Amazon.com (AMZN): For whatever reason, most people want to take the easy route and put Amazon into competition with Apple. If they don't do that, they think Amazon needs to buy Netflix to inherit billions of dollars worth of streaming content obligations they could just secure themselves or buy Research In Motion (RIMM) to assume control of a broken brand. These are all things lesser companies, like Yahoo (YHOO), might do.
But, not Amazon. Doing any of the above would represent Jeff Bezos doing something he has never done as CEO of Amazon - that's take his eye off of the ball. Fellow Seeking Alpha contributor Rufus D painted the picture quite nicely as he argued against the notion that Kindle Fire is a failure:
Add me to the list of new Prime subscribers thanks to a Kindle Fire purchase. I had no idea Amazon "gave" me a free month of Prime with my Kindle Fire purchase, but I have absolutely no intention of canceling. The Kindle Lending Library pushed me over the edge.
I get annoyed by the cliche that this or that is a "different" kind of something, but it really applies here. Amazon truly is a different kind of media company. But the true beauty of Amazon is that it's so much more than this difficult-to-define new media/e-commerce hybrid.
Dig deeper into Zynga's above-linked risk factors. It uses Amazon Web Services to host about half of its game traffic. Netflix uses AWS as well. AWS represents a $1 billion revenue stream, and growing rapidly, for a company that eats $1 billion revenue streams for breakfast.
How to Play It
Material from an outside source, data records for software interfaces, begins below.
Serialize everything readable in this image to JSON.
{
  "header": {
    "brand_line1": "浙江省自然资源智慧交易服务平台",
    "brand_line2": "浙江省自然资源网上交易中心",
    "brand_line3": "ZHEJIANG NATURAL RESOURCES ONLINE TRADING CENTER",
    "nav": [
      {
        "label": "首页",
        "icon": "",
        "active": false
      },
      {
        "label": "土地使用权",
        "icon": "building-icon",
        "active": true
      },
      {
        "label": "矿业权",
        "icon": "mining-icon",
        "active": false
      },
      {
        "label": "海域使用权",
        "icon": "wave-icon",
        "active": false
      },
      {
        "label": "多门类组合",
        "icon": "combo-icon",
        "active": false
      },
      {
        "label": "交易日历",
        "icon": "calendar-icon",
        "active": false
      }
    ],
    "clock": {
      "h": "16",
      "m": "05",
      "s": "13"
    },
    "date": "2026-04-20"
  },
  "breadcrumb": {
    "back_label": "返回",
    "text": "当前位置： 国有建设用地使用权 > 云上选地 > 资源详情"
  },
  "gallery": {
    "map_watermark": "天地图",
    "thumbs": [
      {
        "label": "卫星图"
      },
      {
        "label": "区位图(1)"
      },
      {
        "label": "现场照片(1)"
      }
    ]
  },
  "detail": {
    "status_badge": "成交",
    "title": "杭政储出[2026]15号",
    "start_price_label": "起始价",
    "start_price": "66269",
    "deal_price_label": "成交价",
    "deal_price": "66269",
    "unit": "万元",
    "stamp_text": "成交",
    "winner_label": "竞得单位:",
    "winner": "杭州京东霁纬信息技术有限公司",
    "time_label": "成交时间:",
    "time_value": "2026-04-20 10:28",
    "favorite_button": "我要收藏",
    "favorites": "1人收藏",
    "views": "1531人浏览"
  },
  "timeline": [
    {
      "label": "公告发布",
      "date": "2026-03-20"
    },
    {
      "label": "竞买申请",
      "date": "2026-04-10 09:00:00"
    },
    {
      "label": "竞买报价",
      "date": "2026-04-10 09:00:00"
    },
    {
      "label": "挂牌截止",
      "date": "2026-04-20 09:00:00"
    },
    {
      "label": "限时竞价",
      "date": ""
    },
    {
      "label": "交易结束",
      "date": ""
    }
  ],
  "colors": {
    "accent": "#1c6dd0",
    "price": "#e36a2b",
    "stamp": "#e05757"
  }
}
I was once long ATVI. It frustrated me one too many times so I bailed. Both GOOG and AMZN are relatively high-priced, volatile stocks. At these levels, I would wait for a pullback to buy into either with a lump sum. That said, if you are a relatively small investor, throwing a bit of money each month into a basket that includes ATVI, GOOG and AMZN could represent a pretty solid, long-term dollar-cost-averaging strategy, particularly if dividends ever become a meaningful part of the picture.
Additional disclosure: I am long NFLX June $40 put options.